A heating thermostat, as illustrated at 23, turns on the motor (not shown) for blower 11 as needed to force air through distributor 2 and stones 3 and out into space to be heated, such as a home. Preferably the thermostat is one of a standard known type that has two sets of contacts, a first set to close at any temperature selected, say 71° F., to start the blower, and a second set to close at, say 3° lower, (68° F.) to turn on auxiliary heat source 8 or to open valve 24 to admit hot water to "radiator" 21, or both. (If desired two thermostats may be used instead of one with two sets of contacts. One would be set, say 3° F. lower than the other.) Thus, if the home temperature drops to 71° F. the blower 11 is started automatically to blow heat out of storage to the home. If such stored heat is inadequate the home temperature eventually, slowly, drops to 68° F. and auxiliary heat is then automatically turned on at 8, or at 21, or both. The blower continues operating getting heat out of storage and auxiliary heat is added only for a small portion of the heat load. No extra blower, or filter, or damper, is needed. No standby furnace is needed. And, very importantly, if cloudy weather persists with no replenishment of the heat in storage, the blower gets virtually every Btu of heat out of storage, down to near 68° F., using auxiliary heat only as required to supplement that obtained from storage. Then, when the sun returns, the heat collector pump goes into operation with efficiency of collection being high.
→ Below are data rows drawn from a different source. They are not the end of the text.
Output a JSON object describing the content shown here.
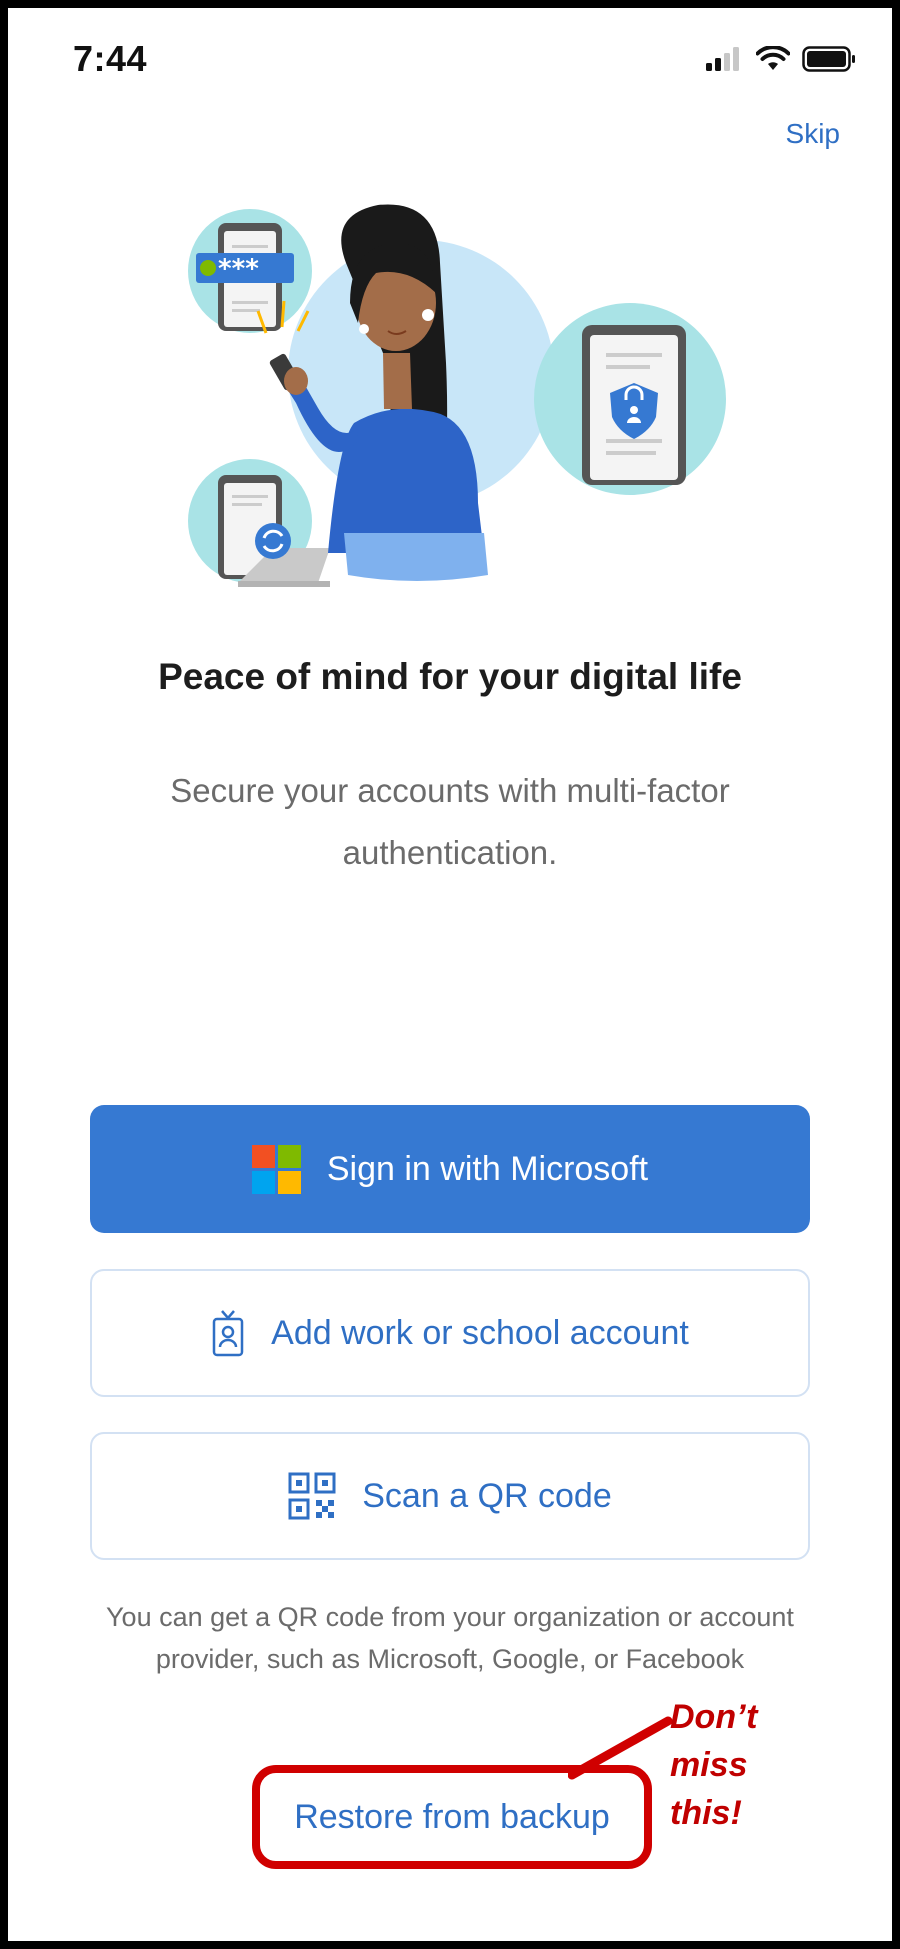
{
  "status_bar": {
    "time": "7:44",
    "icons": [
      "signal-icon",
      "wifi-icon",
      "battery-icon"
    ]
  },
  "skip_label": "Skip",
  "illustration": {
    "password_mask": "***",
    "icons": [
      "woman-with-phone-illustration",
      "password-phone-icon",
      "lock-phone-icon",
      "sync-laptop-icon"
    ]
  },
  "headline": "Peace of mind for your digital life",
  "subtext": "Secure your accounts with multi-factor authentication.",
  "buttons": {
    "microsoft": "Sign in with Microsoft",
    "work_school": "Add work or school account",
    "qr": "Scan a QR code"
  },
  "note": "You can get a QR code from your organization or account provider, such as Microsoft, Google, or Facebook",
  "restore_label": "Restore from backup",
  "annotation": "Don’t\nmiss\nthis!",
  "colors": {
    "accent": "#3679d2",
    "link": "#2f6fc4",
    "annotation_red": "#d00000",
    "ms_red": "#f25022",
    "ms_green": "#7fba00",
    "ms_blue": "#00a4ef",
    "ms_yellow": "#ffb900"
  }
}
That is because the low-temperature water picks up heat earlier in the morning even with relatively weak sunshine.
It should be noted that not even a circulating pump is required (although one could be used) to get hot water to circulate through radiator or heat exchanger 21. When the home thermostat opens valve 24 the hot water flows over into unit 21 where the heat is given up to cool air flowing therearound. That cools the water and the cool water, being heavier, flows down to the bottom of domestic water heater 22 where it is re-heated. The occasional use of domestic hot water in the home, through hot water line 25, does not materially affect operation through unit 21. Indeed, it can enhance flow therethrough if the plumbing connections are installed in a well-known manner such that water flowing through the domestic water line induces flow through unit 21, somewhat as illustrated in the drawings.
Coldness and dryness are produced, preferably at night, and stored by drawing air through cooling coil 13, where it is chilled and dried, thence to distributor 2 and out into stones 3. Many gallons of water are wrung out of the air every night in hot humid climates. The cold dry air chills and dries the stones and chills the tank of liquid while compressor 14 operates. Then while the compressor is not running warm moist air blown through the cold dry stones is cooled and dehumidified, with heat and moisture being absorbed by the stones. The container of liquid, also chilled while the compressor operates, also absorbs heat during the hot day.
If desired a bypass and damper, (not shown), from the top of the cold storage bin back to the air return may be used. The damper is opened as needed to prevent overcooling of the home and permit continued cold storage, during late cool hours of the night for example. Also a thermostat in the cold storage bin (not shown) may be used to automatically disable compressor 14 when the temperature in the bin reaches a desired level, 35° to 45° F. for example.